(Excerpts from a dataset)
----------------------------------------
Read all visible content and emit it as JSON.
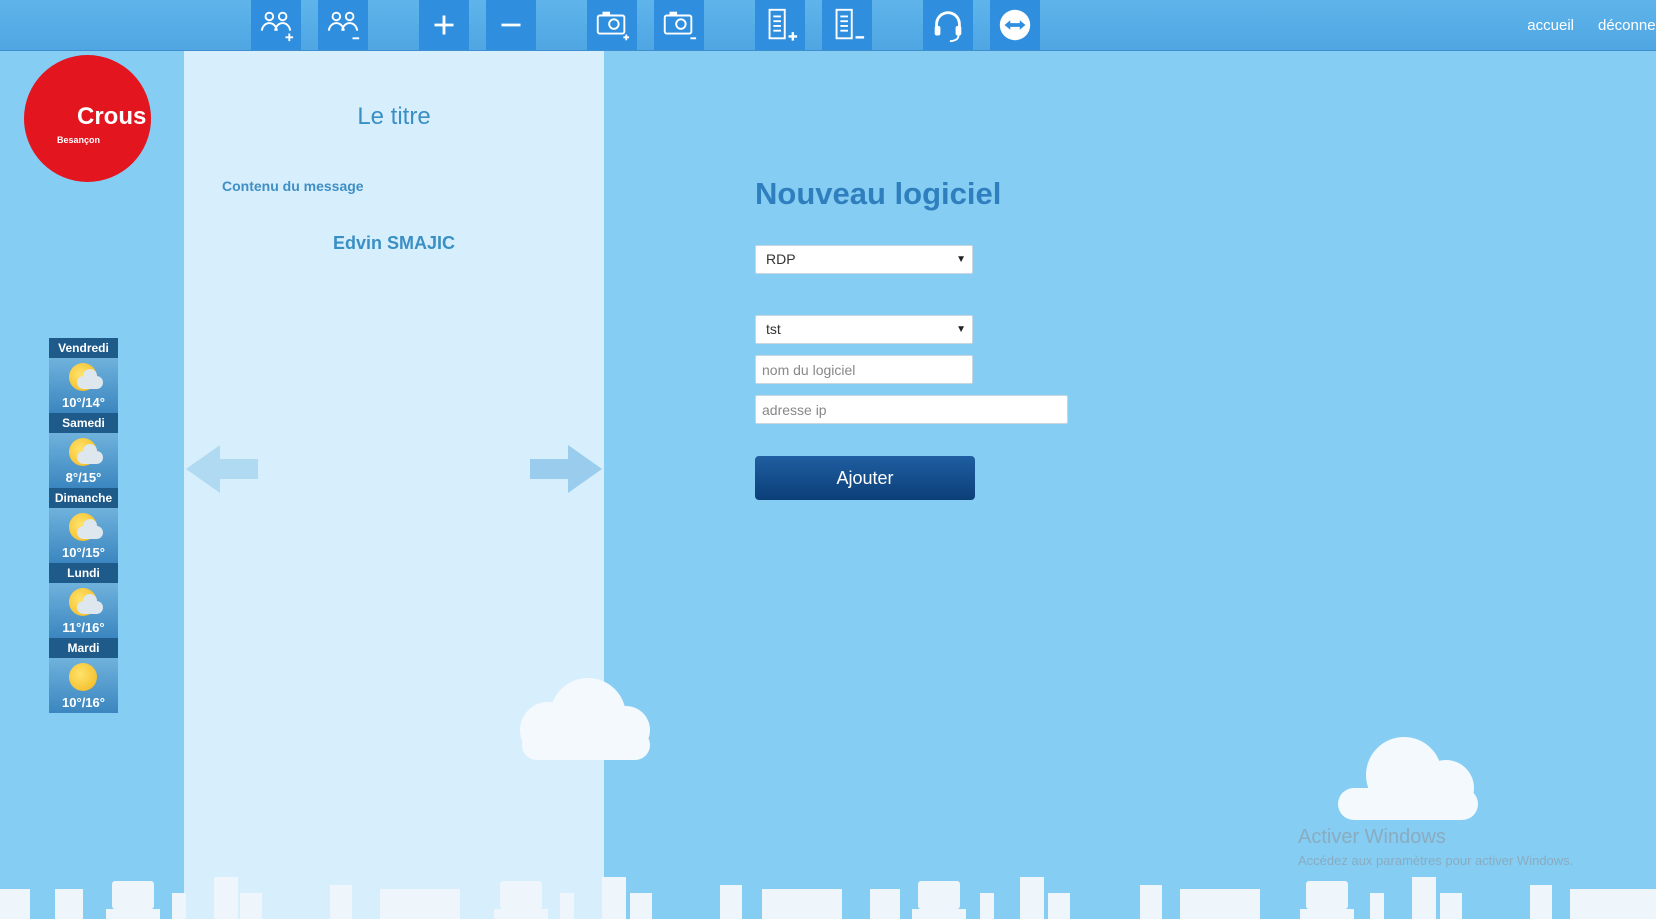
{
  "toolbar": {
    "buttons": [
      {
        "name": "add-group-icon"
      },
      {
        "name": "remove-group-icon"
      },
      {
        "name": "plus-icon"
      },
      {
        "name": "minus-icon"
      },
      {
        "name": "camera-add-icon"
      },
      {
        "name": "camera-remove-icon"
      },
      {
        "name": "list-add-icon"
      },
      {
        "name": "list-remove-icon"
      },
      {
        "name": "headset-icon"
      },
      {
        "name": "teamviewer-icon"
      }
    ],
    "nav": {
      "home": "accueil",
      "logout": "déconnexion"
    },
    "colors": {
      "button_bg": "#2f8fde",
      "bar_bg": "#4fa6e2"
    }
  },
  "logo": {
    "name": "Crous",
    "city": "Besançon",
    "color": "#e3151f"
  },
  "message": {
    "title": "Le titre",
    "body": "Contenu du message",
    "author": "Edvin SMAJIC"
  },
  "weather": [
    {
      "day": "Vendredi",
      "temp": "10°/14°",
      "icon": "partly-cloudy-icon"
    },
    {
      "day": "Samedi",
      "temp": "8°/15°",
      "icon": "partly-cloudy-icon"
    },
    {
      "day": "Dimanche",
      "temp": "10°/15°",
      "icon": "partly-cloudy-icon"
    },
    {
      "day": "Lundi",
      "temp": "11°/16°",
      "icon": "partly-cloudy-icon"
    },
    {
      "day": "Mardi",
      "temp": "10°/16°",
      "icon": "sunny-icon"
    }
  ],
  "form": {
    "title": "Nouveau logiciel",
    "protocol_selected": "RDP",
    "group_selected": "tst",
    "name_placeholder": "nom du logiciel",
    "ip_placeholder": "adresse ip",
    "submit_label": "Ajouter"
  },
  "watermark": {
    "line1": "Activer Windows",
    "line2": "Accédez aux paramètres pour activer Windows."
  }
}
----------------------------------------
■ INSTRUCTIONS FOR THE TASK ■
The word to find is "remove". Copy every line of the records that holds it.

■ TASK RESULT ■
        "name": "remove-group-icon"
        "name": "camera-remove-icon"
        "name": "list-remove-icon"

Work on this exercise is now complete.